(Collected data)
"""
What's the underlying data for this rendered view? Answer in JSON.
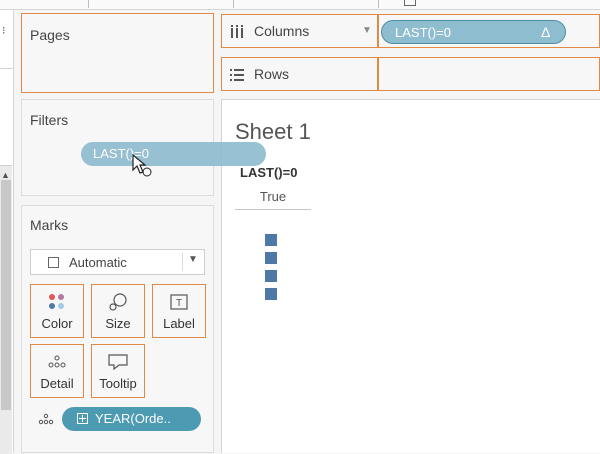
{
  "cards": {
    "pages_title": "Pages",
    "filters_title": "Filters",
    "marks_title": "Marks"
  },
  "marks": {
    "type_label": "Automatic",
    "buttons": [
      {
        "label": "Color",
        "icon": "color-dots-icon"
      },
      {
        "label": "Size",
        "icon": "size-icon"
      },
      {
        "label": "Label",
        "icon": "label-icon"
      },
      {
        "label": "Detail",
        "icon": "detail-icon"
      },
      {
        "label": "Tooltip",
        "icon": "tooltip-icon"
      }
    ],
    "detail_pill": "YEAR(Orde.."
  },
  "shelves": {
    "columns_label": "Columns",
    "rows_label": "Rows",
    "columns_pill": "LAST()=0",
    "columns_pill_flag": "Δ"
  },
  "drag": {
    "pill": "LAST()=0"
  },
  "view": {
    "sheet_title": "Sheet 1",
    "field_header": "LAST()=0",
    "column_value": "True",
    "mark_count": 4,
    "mark_color": "#4e79a7"
  },
  "colors": {
    "accent_border": "#e08a45",
    "pill_blue": "#4d9bb3",
    "pill_light": "#8fbdd0"
  }
}
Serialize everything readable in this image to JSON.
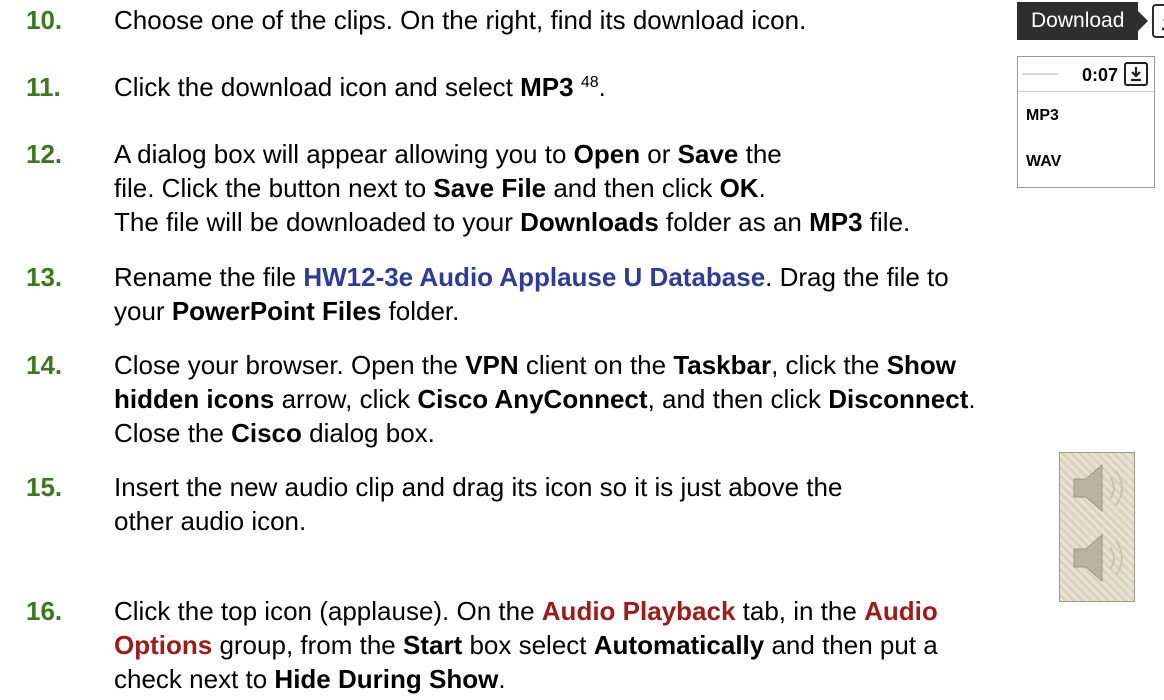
{
  "steps": [
    {
      "num": "10.",
      "l1a": "Choose one of the clips. On the right, find its download icon."
    },
    {
      "num": "11.",
      "l1a": "Click the download icon and select ",
      "l1b": "MP3",
      "sup": "48",
      "l1c": "."
    },
    {
      "num": "12.",
      "l1a": "A dialog box will appear allowing you to ",
      "open": "Open",
      "or": " or ",
      "save": "Save",
      "the": " the",
      "l2a": "file. Click the button next to ",
      "savefile": "Save File",
      "l2b": " and then click ",
      "ok": "OK",
      "l2c": ".",
      "l3a": "The file will be downloaded to your ",
      "downloads": "Downloads",
      "l3b": " folder as an ",
      "mp3": "MP3",
      "l3c": " file."
    },
    {
      "num": "13.",
      "l1a": "Rename the file ",
      "fname": "HW12-3e Audio Applause U Database",
      "l1b": ". Drag the file to",
      "l2a": "your ",
      "ppfiles": "PowerPoint Files",
      "l2b": " folder."
    },
    {
      "num": "14.",
      "l1a": "Close your browser. Open the ",
      "vpn": "VPN",
      "l1b": " client on the ",
      "taskbar": "Taskbar",
      "l1c": ", click the ",
      "show": "Show",
      "hidden": "hidden icons",
      "l2a": " arrow, click ",
      "cisco_any": "Cisco AnyConnect",
      "l2b": ", and then click ",
      "disconnect": "Disconnect",
      "l2c": ".",
      "l3a": "Close the ",
      "cisco": "Cisco",
      "l3b": " dialog box."
    },
    {
      "num": "15.",
      "l1a": "Insert the new audio clip and drag its icon so it is just above the",
      "l2a": "other audio icon."
    },
    {
      "num": "16.",
      "l1a": "Click the top icon (applause). On the ",
      "audio_pb": "Audio Playback",
      "l1b": " tab, in the ",
      "audio": "Audio",
      "options": "Options",
      "l2a": " group, from the ",
      "start": "Start",
      "l2b": " box select ",
      "auto": "Automatically",
      "l2c": " and then put a",
      "l3a": "check next to ",
      "hide": "Hide During Show",
      "l3b": "."
    }
  ],
  "download_button": {
    "label": "Download",
    "icon": "download-icon"
  },
  "dropdown": {
    "time": "0:07",
    "options": [
      "MP3",
      "WAV"
    ]
  },
  "colors": {
    "step_number": "#3a7a1c",
    "file_name": "#2f3a9e",
    "tab_name": "#a01a1a"
  }
}
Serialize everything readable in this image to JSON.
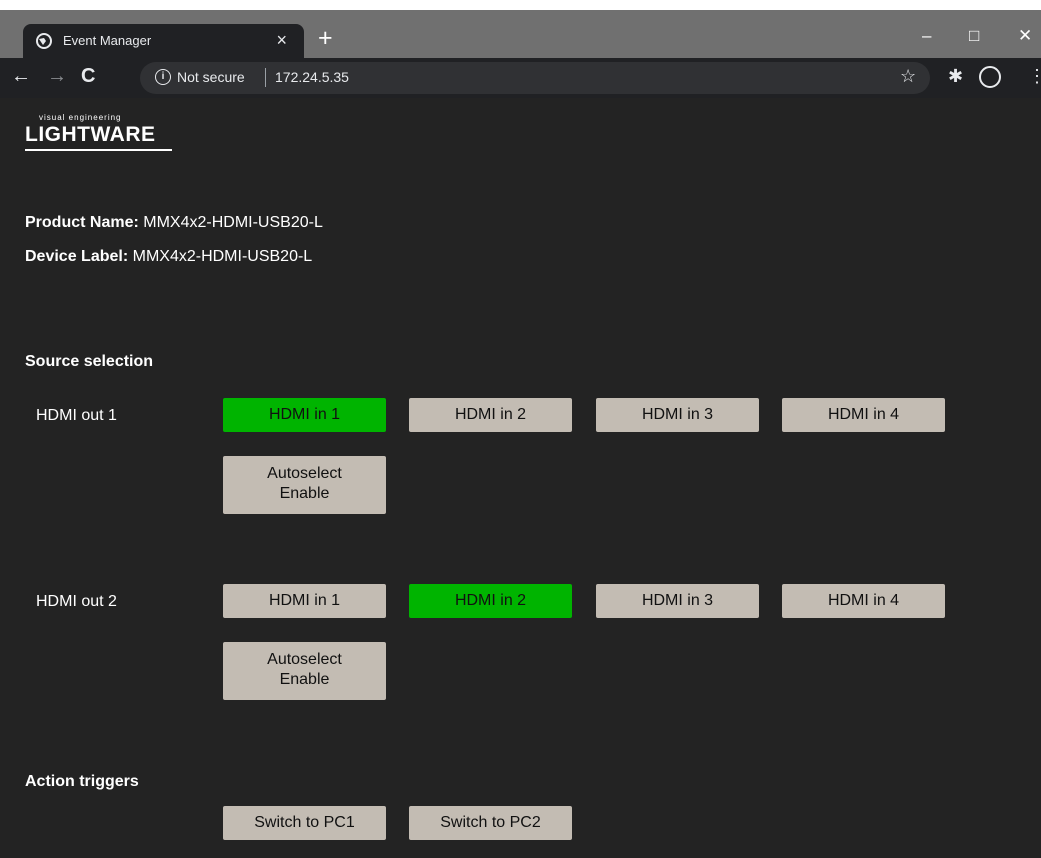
{
  "browser": {
    "tab_title": "Event Manager",
    "tab_close": "×",
    "new_tab": "+",
    "window_controls": {
      "minimize": "–",
      "maximize": "□",
      "close": "✕"
    },
    "nav": {
      "back": "←",
      "forward": "→",
      "reload": "C"
    },
    "omnibox": {
      "info": "i",
      "not_secure": "Not secure",
      "url": "172.24.5.35"
    },
    "icons": {
      "star": "☆",
      "puzzle": "✱",
      "menu": "⋮"
    }
  },
  "page": {
    "logo": {
      "small_text": "visual engineering",
      "main_text": "LIGHTWARE"
    },
    "product": {
      "label": "Product Name:",
      "value": "MMX4x2-HDMI-USB20-L"
    },
    "device": {
      "label": "Device Label:",
      "value": "MMX4x2-HDMI-USB20-L"
    },
    "source_selection": {
      "title": "Source selection",
      "outputs": [
        {
          "label": "HDMI out 1",
          "inputs": [
            "HDMI in 1",
            "HDMI in 2",
            "HDMI in 3",
            "HDMI in 4"
          ],
          "active_index": 0,
          "autoselect": [
            "Autoselect",
            "Enable"
          ]
        },
        {
          "label": "HDMI out 2",
          "inputs": [
            "HDMI in 1",
            "HDMI in 2",
            "HDMI in 3",
            "HDMI in 4"
          ],
          "active_index": 1,
          "autoselect": [
            "Autoselect",
            "Enable"
          ]
        }
      ]
    },
    "action_triggers": {
      "title": "Action triggers",
      "buttons": [
        "Switch to PC1",
        "Switch to PC2"
      ]
    }
  },
  "colors": {
    "active": "#00b400",
    "button": "#c3bcb3",
    "page_bg": "#232323"
  }
}
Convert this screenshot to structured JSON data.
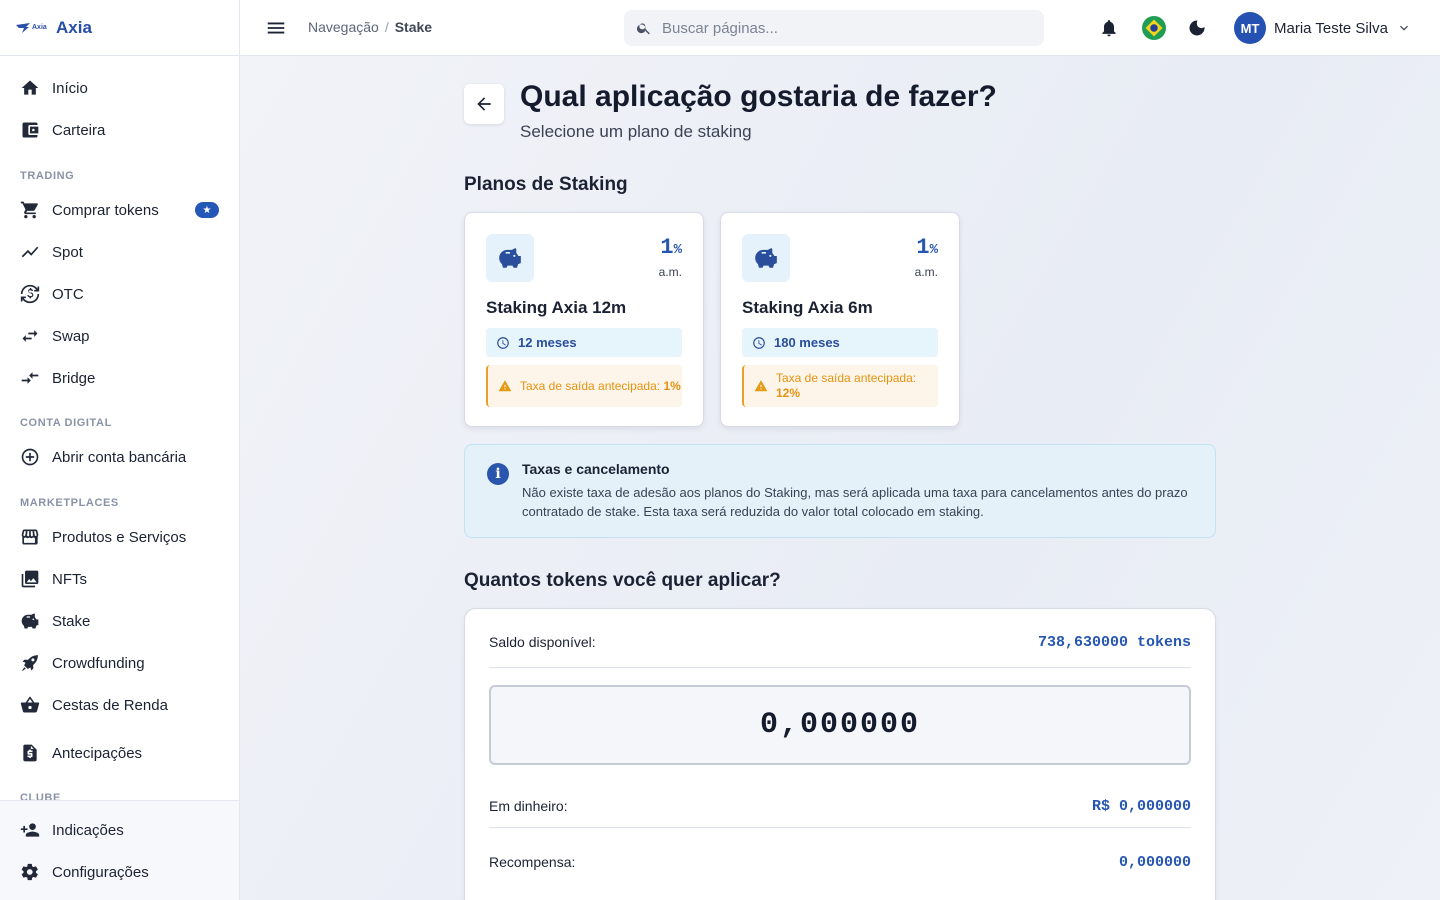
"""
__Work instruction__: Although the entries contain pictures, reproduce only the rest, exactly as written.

__Task response__:
What's the underlying data for this rendered view? Answer in JSON.
{
  "cards": {
    "pages_title": "Pages",
    "filters_title": "Filters",
    "marks_title": "Marks"
  },
  "marks": {
    "type_label": "Automatic",
    "buttons": [
      {
        "label": "Color",
        "icon": "color-dots-icon"
      },
      {
        "label": "Size",
        "icon": "size-icon"
      },
      {
        "label": "Label",
        "icon": "label-icon"
      },
      {
        "label": "Detail",
        "icon": "detail-icon"
      },
      {
        "label": "Tooltip",
        "icon": "tooltip-icon"
      }
    ],
    "detail_pill": "YEAR(Orde.."
  },
  "shelves": {
    "columns_label": "Columns",
    "rows_label": "Rows",
    "columns_pill": "LAST()=0",
    "columns_pill_flag": "Δ"
  },
  "drag": {
    "pill": "LAST()=0"
  },
  "view": {
    "sheet_title": "Sheet 1",
    "field_header": "LAST()=0",
    "column_value": "True",
    "mark_count": 4,
    "mark_color": "#4e79a7"
  },
  "colors": {
    "accent_border": "#e08a45",
    "pill_blue": "#4d9bb3",
    "pill_light": "#8fbdd0"
  }
}
Serialize everything readable in this image to JSON.
{
  "steps": [
    {
      "num": "10.",
      "l1a": "Choose one of the clips. On the right, find its download icon."
    },
    {
      "num": "11.",
      "l1a": "Click the download icon and select ",
      "l1b": "MP3",
      "sup": "48",
      "l1c": "."
    },
    {
      "num": "12.",
      "l1a": "A dialog box will appear allowing you to ",
      "open": "Open",
      "or": " or ",
      "save": "Save",
      "the": " the",
      "l2a": "file. Click the button next to ",
      "savefile": "Save File",
      "l2b": " and then click ",
      "ok": "OK",
      "l2c": ".",
      "l3a": "The file will be downloaded to your ",
      "downloads": "Downloads",
      "l3b": " folder as an ",
      "mp3": "MP3",
      "l3c": " file."
    },
    {
      "num": "13.",
      "l1a": "Rename the file ",
      "fname": "HW12-3e Audio Applause U Database",
      "l1b": ". Drag the file to",
      "l2a": "your ",
      "ppfiles": "PowerPoint Files",
      "l2b": " folder."
    },
    {
      "num": "14.",
      "l1a": "Close your browser. Open the ",
      "vpn": "VPN",
      "l1b": " client on the ",
      "taskbar": "Taskbar",
      "l1c": ", click the ",
      "show": "Show",
      "hidden": "hidden icons",
      "l2a": " arrow, click ",
      "cisco_any": "Cisco AnyConnect",
      "l2b": ", and then click ",
      "disconnect": "Disconnect",
      "l2c": ".",
      "l3a": "Close the ",
      "cisco": "Cisco",
      "l3b": " dialog box."
    },
    {
      "num": "15.",
      "l1a": "Insert the new audio clip and drag its icon so it is just above the",
      "l2a": "other audio icon."
    },
    {
      "num": "16.",
      "l1a": "Click the top icon (applause). On the ",
      "audio_pb": "Audio Playback",
      "l1b": " tab, in the ",
      "audio": "Audio",
      "options": "Options",
      "l2a": " group, from the ",
      "start": "Start",
      "l2b": " box select ",
      "auto": "Automatically",
      "l2c": " and then put a",
      "l3a": "check next to ",
      "hide": "Hide During Show",
      "l3b": "."
    }
  ],
  "download_button": {
    "label": "Download",
    "icon": "download-icon"
  },
  "dropdown": {
    "time": "0:07",
    "options": [
      "MP3",
      "WAV"
    ]
  },
  "colors": {
    "step_number": "#3a7a1c",
    "file_name": "#2f3a9e",
    "tab_name": "#a01a1a"
  }
}
Serialize everything readable in this image to JSON.
{
  "browser": {
    "tab_title": "Event Manager",
    "tab_close": "×",
    "new_tab": "+",
    "window_controls": {
      "minimize": "–",
      "maximize": "□",
      "close": "✕"
    },
    "nav": {
      "back": "←",
      "forward": "→",
      "reload": "C"
    },
    "omnibox": {
      "info": "i",
      "not_secure": "Not secure",
      "url": "172.24.5.35"
    },
    "icons": {
      "star": "☆",
      "puzzle": "✱",
      "menu": "⋮"
    }
  },
  "page": {
    "logo": {
      "small_text": "visual engineering",
      "main_text": "LIGHTWARE"
    },
    "product": {
      "label": "Product Name:",
      "value": "MMX4x2-HDMI-USB20-L"
    },
    "device": {
      "label": "Device Label:",
      "value": "MMX4x2-HDMI-USB20-L"
    },
    "source_selection": {
      "title": "Source selection",
      "outputs": [
        {
          "label": "HDMI out 1",
          "inputs": [
            "HDMI in 1",
            "HDMI in 2",
            "HDMI in 3",
            "HDMI in 4"
          ],
          "active_index": 0,
          "autoselect": [
            "Autoselect",
            "Enable"
          ]
        },
        {
          "label": "HDMI out 2",
          "inputs": [
            "HDMI in 1",
            "HDMI in 2",
            "HDMI in 3",
            "HDMI in 4"
          ],
          "active_index": 1,
          "autoselect": [
            "Autoselect",
            "Enable"
          ]
        }
      ]
    },
    "action_triggers": {
      "title": "Action triggers",
      "buttons": [
        "Switch to PC1",
        "Switch to PC2"
      ]
    }
  },
  "colors": {
    "active": "#00b400",
    "button": "#c3bcb3",
    "page_bg": "#232323"
  }
}
Convert this screenshot to structured JSON data.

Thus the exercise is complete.